▸ **EXERCISE DIRECTIONS**
The response must reproduce exactly every line of the material below holding the word "thunderbolt".

▸ **DATA FOR THE TASK**
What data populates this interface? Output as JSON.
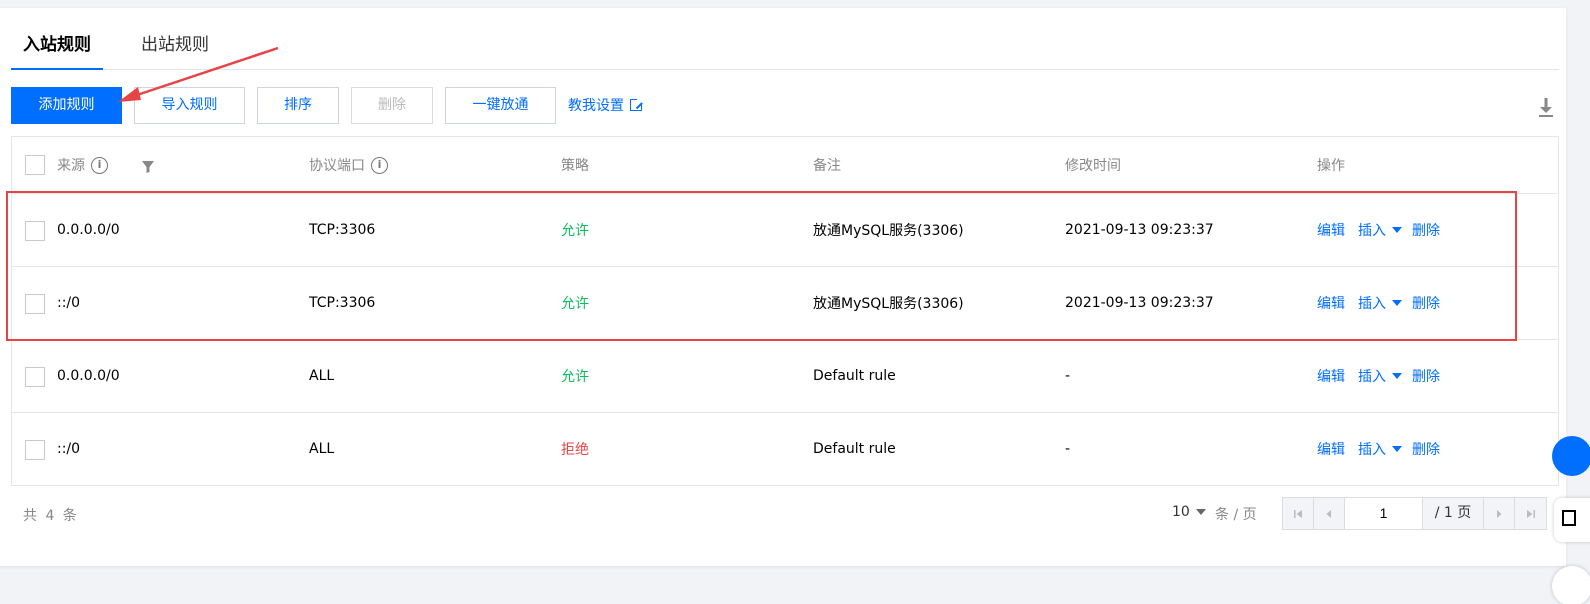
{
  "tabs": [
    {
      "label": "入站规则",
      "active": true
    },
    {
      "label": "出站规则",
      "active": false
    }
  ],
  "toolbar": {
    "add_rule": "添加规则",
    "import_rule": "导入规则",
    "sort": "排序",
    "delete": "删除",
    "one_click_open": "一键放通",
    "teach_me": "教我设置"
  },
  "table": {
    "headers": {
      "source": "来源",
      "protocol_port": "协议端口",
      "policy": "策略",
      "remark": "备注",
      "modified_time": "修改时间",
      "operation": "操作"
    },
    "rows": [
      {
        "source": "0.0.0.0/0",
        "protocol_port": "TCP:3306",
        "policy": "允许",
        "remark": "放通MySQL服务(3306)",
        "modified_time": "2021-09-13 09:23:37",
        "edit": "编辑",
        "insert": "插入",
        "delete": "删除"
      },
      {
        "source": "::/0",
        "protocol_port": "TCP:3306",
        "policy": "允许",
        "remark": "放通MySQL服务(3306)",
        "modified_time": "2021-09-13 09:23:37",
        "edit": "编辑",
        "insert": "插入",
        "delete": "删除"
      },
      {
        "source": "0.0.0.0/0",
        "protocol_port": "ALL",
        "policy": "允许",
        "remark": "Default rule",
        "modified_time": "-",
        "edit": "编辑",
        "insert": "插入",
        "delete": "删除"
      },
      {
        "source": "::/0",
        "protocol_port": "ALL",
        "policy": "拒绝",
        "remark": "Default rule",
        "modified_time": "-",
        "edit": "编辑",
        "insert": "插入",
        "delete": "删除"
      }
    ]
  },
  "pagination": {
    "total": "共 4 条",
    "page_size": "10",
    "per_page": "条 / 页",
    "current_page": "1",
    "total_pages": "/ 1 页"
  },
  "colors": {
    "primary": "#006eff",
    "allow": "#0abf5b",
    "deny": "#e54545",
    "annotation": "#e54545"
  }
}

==

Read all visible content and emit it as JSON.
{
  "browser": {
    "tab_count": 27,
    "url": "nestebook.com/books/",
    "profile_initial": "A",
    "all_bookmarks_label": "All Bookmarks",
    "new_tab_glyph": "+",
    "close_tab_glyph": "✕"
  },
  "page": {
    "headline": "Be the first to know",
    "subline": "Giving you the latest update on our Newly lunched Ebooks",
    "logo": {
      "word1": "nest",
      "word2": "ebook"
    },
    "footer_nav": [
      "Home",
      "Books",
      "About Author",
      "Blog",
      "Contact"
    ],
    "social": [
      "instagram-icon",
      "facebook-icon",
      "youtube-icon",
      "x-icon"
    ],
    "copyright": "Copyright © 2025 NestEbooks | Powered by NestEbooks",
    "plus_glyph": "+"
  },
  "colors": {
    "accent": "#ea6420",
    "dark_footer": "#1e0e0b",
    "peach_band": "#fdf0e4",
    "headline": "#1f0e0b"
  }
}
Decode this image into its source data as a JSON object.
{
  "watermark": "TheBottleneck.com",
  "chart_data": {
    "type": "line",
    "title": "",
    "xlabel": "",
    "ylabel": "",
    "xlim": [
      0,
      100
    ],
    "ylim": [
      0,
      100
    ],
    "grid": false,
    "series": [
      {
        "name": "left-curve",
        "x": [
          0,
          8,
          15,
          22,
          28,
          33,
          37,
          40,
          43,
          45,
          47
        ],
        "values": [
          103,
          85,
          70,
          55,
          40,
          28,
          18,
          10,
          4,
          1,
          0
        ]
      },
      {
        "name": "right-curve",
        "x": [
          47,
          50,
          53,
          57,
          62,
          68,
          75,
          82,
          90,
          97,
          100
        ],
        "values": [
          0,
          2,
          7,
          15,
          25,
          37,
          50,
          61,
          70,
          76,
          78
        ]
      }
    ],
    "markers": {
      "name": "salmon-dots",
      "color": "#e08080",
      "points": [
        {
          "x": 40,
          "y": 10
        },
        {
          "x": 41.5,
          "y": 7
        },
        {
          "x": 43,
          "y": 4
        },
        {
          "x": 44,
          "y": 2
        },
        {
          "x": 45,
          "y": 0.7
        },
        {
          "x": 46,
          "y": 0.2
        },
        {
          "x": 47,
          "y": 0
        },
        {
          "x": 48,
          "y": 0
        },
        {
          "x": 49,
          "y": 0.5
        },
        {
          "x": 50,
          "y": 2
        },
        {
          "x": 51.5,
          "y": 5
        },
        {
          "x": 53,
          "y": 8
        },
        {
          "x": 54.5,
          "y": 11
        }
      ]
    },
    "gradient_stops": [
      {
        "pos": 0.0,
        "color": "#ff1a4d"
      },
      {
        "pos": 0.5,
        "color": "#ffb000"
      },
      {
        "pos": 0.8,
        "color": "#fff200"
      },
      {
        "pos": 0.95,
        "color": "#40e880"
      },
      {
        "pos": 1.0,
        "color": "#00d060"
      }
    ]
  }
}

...

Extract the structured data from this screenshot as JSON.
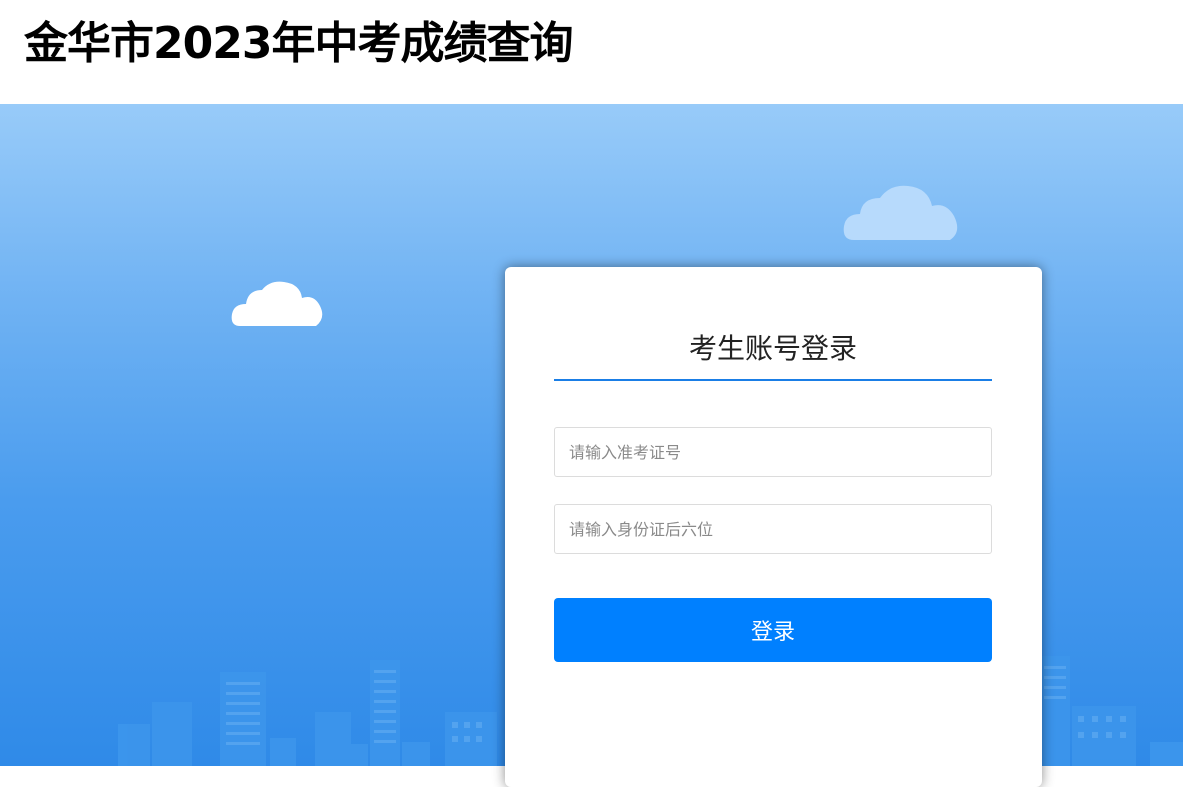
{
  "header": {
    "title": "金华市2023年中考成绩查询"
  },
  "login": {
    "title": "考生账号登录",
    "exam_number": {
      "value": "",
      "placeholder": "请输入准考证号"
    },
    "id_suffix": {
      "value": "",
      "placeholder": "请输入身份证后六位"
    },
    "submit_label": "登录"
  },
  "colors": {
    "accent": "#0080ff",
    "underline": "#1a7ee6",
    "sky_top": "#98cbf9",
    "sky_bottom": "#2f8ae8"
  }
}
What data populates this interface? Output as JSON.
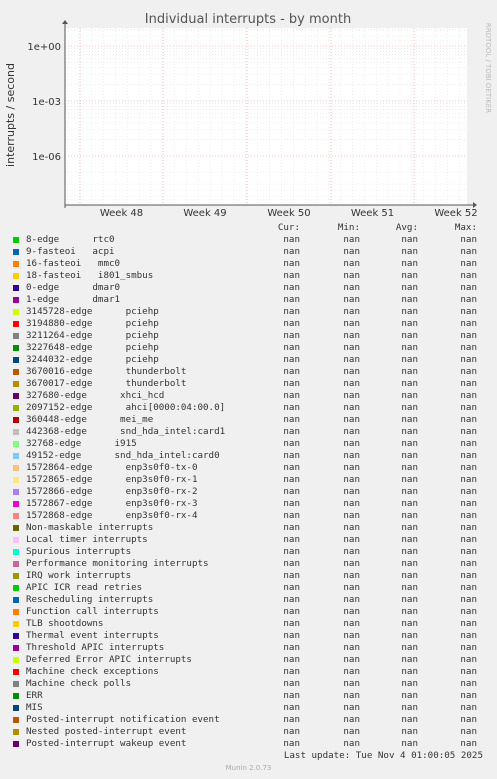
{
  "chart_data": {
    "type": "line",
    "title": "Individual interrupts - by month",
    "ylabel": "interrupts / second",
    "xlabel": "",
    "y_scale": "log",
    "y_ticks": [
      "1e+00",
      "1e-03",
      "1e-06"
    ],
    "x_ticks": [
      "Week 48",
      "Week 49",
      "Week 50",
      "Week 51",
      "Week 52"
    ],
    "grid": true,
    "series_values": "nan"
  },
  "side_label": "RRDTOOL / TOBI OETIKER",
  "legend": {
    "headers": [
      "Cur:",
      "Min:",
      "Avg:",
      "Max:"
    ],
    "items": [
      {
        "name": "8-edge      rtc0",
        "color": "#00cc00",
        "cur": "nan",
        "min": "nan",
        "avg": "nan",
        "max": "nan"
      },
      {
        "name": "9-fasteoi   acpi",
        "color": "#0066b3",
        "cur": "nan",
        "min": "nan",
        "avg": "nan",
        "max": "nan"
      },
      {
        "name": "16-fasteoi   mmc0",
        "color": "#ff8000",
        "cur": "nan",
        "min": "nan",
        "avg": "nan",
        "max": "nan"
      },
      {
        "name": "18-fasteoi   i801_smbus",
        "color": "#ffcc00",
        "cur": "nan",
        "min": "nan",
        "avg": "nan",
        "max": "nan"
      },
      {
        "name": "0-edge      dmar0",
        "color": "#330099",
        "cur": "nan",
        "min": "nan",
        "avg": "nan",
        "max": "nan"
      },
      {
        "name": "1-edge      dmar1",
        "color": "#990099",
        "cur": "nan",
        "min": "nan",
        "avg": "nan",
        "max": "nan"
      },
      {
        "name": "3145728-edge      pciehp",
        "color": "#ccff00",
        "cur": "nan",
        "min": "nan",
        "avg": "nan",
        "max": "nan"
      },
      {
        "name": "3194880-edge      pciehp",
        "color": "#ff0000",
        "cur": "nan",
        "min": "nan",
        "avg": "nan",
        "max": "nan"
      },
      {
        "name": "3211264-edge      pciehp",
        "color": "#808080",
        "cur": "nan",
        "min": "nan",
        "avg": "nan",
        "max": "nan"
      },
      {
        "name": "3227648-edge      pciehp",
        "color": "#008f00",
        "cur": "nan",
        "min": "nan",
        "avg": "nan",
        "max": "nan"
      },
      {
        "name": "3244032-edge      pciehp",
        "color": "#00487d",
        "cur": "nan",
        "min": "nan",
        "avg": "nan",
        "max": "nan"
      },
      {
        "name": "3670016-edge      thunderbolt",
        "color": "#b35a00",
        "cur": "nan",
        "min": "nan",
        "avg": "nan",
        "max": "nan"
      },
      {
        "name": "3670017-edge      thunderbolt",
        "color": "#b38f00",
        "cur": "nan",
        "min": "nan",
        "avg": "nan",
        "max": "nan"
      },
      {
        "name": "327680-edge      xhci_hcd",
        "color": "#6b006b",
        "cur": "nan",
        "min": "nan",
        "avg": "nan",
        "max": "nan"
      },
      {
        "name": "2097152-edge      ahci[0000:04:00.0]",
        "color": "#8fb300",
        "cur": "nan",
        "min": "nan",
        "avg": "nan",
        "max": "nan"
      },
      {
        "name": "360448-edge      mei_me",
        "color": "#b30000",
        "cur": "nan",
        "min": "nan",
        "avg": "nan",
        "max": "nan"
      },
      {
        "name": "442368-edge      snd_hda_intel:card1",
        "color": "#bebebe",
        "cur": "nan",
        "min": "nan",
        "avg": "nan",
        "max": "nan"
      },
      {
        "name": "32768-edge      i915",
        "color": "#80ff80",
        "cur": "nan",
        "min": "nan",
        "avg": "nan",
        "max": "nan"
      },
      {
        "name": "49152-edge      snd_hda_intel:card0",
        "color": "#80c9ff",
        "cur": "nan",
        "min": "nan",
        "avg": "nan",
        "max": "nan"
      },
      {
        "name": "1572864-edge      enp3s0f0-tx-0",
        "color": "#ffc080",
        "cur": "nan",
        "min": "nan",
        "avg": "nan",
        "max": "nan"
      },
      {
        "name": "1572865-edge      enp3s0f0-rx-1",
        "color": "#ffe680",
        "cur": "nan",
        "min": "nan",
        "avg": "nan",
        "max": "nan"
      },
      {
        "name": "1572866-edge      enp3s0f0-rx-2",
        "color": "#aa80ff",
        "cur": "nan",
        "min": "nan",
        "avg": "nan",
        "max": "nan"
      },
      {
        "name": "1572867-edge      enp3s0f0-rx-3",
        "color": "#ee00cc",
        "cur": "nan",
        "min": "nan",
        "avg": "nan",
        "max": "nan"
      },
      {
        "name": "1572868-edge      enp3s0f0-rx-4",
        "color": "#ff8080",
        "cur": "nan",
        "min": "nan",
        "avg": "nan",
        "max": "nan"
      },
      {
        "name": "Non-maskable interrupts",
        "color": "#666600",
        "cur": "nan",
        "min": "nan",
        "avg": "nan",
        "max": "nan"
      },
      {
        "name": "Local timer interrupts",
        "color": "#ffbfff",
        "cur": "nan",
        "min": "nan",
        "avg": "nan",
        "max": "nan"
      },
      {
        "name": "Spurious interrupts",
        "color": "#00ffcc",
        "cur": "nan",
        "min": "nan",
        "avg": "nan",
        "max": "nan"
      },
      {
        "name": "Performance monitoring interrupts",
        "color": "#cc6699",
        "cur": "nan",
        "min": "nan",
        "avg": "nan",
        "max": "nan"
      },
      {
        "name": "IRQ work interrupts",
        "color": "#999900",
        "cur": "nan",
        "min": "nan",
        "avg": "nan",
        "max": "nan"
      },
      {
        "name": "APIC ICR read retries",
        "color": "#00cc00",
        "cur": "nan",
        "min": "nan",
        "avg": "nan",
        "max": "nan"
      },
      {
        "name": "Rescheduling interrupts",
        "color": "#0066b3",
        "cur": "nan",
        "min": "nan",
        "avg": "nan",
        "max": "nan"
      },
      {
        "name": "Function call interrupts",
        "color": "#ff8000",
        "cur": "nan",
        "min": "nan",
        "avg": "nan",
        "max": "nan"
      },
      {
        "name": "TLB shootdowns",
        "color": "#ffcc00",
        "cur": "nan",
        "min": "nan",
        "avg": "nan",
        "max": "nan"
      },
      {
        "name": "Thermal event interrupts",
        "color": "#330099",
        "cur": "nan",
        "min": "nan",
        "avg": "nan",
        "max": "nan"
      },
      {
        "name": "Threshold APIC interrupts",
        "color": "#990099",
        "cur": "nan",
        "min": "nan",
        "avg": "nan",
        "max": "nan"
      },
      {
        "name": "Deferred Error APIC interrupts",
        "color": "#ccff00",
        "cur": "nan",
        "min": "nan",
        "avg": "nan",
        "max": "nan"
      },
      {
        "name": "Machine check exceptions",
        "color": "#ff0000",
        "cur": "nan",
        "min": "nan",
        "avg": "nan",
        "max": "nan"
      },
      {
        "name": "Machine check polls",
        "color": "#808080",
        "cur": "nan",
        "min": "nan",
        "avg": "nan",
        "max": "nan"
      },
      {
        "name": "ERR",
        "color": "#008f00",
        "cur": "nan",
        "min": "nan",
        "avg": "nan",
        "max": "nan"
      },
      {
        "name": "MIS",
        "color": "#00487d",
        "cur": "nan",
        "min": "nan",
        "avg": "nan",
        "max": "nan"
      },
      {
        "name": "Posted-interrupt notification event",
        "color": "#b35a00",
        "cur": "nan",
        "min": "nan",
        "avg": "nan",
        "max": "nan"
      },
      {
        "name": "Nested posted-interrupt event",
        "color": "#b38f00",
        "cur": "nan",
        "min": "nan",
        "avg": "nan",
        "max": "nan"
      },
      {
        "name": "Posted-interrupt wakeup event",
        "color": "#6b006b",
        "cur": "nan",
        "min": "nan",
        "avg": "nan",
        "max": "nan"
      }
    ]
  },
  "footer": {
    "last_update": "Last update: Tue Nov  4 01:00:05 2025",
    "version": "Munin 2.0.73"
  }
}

▸ **EXERCISE SOLUTION**
        "name": "3670016-edge      thunderbolt",
        "name": "3670017-edge      thunderbolt",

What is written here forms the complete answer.